§ Aim of the exercise: Compute how many lines in the entries below contain "quarter", and output nothing but the number.

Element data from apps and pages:
-=-=-
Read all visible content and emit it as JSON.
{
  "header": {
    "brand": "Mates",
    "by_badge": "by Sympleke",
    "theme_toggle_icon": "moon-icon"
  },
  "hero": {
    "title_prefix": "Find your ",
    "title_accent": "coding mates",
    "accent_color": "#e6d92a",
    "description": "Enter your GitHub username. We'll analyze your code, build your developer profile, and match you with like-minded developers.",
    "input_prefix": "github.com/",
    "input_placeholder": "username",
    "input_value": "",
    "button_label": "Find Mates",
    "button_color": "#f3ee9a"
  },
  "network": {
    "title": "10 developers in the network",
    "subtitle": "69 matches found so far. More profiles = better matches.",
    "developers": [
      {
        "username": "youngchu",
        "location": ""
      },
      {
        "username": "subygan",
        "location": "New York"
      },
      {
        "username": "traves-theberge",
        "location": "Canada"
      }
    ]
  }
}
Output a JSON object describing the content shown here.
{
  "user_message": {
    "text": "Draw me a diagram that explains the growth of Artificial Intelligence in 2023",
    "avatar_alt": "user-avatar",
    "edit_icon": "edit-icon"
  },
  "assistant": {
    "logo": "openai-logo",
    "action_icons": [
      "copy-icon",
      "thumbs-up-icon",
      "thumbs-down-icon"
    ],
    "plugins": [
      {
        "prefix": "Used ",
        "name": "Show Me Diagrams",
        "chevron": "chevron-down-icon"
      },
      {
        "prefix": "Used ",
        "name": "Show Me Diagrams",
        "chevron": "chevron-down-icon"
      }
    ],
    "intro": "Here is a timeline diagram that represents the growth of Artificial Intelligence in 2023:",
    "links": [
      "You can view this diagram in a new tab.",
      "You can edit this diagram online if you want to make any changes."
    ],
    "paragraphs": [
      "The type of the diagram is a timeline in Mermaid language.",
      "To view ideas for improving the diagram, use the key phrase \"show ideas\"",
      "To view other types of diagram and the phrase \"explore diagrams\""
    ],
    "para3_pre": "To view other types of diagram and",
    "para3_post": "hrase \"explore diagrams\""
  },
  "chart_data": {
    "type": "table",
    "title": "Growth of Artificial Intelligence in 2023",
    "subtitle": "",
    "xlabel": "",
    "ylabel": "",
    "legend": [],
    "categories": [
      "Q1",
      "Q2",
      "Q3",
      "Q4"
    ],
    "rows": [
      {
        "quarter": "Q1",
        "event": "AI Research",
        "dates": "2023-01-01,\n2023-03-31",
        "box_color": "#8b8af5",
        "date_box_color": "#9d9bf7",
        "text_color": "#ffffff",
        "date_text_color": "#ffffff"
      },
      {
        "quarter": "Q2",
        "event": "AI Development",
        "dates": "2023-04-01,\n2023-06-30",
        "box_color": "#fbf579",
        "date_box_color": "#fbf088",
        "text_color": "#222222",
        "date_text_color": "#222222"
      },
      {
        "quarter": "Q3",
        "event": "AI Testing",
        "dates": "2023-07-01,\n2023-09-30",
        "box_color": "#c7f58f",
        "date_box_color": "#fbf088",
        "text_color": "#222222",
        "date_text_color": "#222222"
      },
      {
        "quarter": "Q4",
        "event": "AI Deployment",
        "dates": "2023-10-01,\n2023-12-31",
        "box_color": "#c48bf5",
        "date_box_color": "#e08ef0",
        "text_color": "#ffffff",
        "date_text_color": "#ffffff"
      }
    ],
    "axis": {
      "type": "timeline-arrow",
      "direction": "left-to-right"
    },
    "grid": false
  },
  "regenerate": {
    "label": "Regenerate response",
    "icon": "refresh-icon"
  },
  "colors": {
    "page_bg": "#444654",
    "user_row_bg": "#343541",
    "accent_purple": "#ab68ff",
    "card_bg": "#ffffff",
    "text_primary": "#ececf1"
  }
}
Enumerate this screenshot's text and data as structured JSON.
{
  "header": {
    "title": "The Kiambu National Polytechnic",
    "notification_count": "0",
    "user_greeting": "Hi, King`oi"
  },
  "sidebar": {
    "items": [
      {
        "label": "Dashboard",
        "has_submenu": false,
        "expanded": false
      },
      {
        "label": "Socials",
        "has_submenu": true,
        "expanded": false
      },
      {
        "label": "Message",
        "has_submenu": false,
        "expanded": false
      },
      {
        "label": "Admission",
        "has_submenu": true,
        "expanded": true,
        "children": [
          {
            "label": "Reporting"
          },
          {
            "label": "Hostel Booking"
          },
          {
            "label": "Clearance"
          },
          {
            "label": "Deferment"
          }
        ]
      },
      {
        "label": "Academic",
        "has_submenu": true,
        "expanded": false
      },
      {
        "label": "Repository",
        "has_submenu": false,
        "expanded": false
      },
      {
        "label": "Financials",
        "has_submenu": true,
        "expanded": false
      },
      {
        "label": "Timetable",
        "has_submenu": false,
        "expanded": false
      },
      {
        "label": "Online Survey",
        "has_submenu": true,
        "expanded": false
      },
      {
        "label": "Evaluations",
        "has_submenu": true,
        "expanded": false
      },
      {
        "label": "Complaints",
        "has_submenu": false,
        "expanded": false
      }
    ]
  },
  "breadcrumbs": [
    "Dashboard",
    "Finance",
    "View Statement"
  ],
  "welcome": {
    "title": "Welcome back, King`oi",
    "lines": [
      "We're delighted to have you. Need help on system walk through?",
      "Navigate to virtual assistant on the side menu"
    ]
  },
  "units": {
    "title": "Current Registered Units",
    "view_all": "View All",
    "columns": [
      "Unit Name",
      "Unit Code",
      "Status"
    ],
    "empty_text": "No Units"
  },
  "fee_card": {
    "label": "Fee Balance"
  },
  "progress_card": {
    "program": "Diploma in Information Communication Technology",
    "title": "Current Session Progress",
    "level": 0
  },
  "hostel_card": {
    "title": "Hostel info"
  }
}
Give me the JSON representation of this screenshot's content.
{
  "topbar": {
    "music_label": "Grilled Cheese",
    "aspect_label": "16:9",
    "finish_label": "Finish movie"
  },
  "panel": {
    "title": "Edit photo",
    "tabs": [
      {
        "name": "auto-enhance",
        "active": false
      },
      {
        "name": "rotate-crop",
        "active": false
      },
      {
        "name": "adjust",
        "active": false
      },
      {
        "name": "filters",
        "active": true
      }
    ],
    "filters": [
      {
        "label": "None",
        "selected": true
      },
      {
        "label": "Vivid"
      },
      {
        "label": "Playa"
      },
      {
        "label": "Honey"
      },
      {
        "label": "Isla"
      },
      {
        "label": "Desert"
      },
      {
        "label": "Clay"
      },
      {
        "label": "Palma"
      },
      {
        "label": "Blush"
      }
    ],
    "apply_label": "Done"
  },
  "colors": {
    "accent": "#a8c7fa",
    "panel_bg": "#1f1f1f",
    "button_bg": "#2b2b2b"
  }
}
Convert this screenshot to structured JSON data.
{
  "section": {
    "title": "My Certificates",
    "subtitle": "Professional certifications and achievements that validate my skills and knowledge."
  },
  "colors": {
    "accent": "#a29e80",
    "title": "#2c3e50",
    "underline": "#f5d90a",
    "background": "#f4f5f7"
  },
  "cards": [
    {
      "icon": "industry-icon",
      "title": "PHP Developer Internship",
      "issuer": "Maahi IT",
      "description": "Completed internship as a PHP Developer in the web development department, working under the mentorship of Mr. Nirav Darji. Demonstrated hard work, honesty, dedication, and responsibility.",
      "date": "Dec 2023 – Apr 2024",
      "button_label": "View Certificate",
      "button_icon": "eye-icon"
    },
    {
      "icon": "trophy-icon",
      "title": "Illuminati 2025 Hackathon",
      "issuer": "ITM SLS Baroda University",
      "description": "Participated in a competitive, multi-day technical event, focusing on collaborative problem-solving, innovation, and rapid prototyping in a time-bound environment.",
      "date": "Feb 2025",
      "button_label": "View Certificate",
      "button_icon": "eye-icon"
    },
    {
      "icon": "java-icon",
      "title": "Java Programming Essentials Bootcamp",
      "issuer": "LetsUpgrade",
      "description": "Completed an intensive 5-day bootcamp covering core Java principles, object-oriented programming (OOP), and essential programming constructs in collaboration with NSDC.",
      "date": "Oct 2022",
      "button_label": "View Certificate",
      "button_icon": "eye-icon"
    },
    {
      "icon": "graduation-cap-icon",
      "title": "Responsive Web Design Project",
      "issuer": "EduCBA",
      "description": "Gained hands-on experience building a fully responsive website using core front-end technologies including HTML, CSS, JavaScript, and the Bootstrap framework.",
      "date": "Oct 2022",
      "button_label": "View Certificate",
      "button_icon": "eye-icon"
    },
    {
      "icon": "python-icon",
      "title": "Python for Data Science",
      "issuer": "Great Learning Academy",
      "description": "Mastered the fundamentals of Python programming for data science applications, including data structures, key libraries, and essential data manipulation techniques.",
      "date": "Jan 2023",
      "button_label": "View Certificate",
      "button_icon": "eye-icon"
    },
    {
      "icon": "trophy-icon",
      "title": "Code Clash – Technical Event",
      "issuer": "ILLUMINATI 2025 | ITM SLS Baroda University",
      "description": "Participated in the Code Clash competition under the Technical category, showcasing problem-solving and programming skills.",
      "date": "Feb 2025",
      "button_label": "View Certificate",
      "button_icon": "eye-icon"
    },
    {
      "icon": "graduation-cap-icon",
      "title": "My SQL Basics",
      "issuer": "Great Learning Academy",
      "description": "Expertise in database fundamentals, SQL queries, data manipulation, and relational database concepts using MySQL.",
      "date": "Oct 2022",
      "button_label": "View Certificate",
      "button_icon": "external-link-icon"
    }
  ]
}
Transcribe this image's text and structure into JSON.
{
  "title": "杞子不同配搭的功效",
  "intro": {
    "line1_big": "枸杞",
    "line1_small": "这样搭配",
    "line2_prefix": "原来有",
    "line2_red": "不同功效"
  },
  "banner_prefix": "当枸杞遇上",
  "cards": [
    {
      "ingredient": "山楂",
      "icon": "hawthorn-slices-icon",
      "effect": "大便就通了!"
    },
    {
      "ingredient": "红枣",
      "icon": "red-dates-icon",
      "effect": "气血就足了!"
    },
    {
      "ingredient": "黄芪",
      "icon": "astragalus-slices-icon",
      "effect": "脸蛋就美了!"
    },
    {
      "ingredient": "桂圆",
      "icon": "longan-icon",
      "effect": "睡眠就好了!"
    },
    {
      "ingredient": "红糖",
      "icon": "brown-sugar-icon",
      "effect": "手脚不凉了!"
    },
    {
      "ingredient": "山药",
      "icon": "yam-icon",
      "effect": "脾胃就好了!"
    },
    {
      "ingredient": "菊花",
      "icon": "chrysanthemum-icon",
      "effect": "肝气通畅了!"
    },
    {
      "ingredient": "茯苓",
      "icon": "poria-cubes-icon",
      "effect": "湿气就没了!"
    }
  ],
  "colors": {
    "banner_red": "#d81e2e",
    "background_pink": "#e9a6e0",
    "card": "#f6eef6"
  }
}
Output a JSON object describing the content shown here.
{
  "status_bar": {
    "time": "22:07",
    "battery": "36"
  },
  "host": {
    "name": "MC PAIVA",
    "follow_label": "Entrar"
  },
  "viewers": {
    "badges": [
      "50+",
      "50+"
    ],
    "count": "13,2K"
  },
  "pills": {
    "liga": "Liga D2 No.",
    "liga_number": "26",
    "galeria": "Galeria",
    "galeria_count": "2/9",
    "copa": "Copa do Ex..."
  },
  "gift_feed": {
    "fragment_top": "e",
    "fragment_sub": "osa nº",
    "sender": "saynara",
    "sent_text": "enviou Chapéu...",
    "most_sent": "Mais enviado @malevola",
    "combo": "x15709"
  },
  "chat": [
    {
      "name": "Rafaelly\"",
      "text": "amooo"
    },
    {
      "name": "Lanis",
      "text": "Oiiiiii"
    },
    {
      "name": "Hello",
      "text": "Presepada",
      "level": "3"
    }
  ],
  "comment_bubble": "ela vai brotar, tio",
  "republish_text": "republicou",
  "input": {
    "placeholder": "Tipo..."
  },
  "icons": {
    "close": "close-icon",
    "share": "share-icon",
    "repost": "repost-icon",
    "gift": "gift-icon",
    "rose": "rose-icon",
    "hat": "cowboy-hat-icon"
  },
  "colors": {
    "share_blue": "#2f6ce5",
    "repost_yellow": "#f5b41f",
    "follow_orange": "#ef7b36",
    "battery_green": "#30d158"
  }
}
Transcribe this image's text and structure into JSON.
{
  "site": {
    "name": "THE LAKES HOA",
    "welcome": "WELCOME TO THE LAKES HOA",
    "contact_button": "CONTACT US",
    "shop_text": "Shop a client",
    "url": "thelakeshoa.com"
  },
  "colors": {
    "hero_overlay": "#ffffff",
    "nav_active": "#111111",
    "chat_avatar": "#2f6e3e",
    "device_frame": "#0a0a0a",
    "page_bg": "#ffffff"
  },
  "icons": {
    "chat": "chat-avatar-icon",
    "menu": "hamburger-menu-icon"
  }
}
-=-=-
§ Reply: 4